**EXERCISE DESCRIPTION**
Across all the lines of the following material, count those that include the word "value" and give only the result.

======== THE INPUT ========

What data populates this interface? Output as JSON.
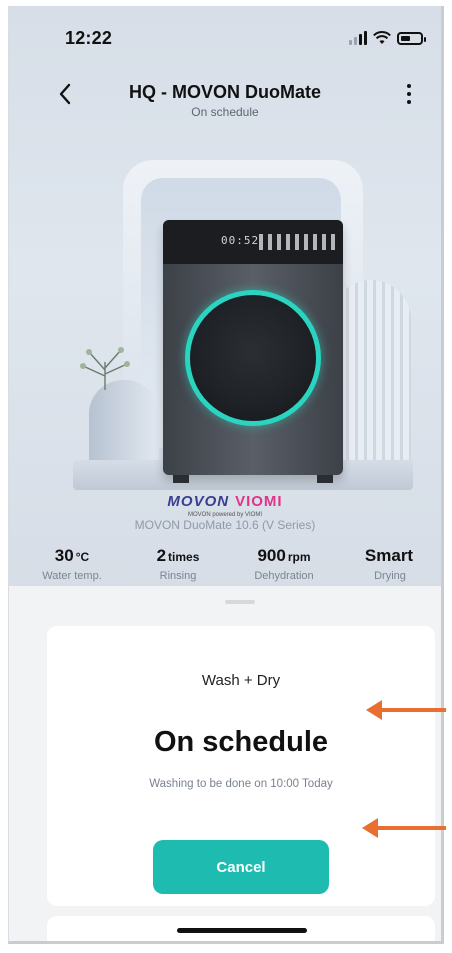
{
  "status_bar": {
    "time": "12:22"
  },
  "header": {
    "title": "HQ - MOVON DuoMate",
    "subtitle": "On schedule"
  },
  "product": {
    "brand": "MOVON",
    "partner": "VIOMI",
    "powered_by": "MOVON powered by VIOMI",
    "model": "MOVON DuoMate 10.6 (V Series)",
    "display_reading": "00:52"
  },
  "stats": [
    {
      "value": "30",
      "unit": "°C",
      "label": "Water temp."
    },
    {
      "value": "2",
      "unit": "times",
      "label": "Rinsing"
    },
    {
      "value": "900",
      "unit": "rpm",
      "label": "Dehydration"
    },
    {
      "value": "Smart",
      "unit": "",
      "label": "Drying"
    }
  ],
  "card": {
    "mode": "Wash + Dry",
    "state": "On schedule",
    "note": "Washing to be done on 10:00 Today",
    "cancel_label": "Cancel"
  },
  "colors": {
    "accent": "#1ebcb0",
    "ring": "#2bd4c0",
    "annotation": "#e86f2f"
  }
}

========

**RESPONSE TO THE TASK**
4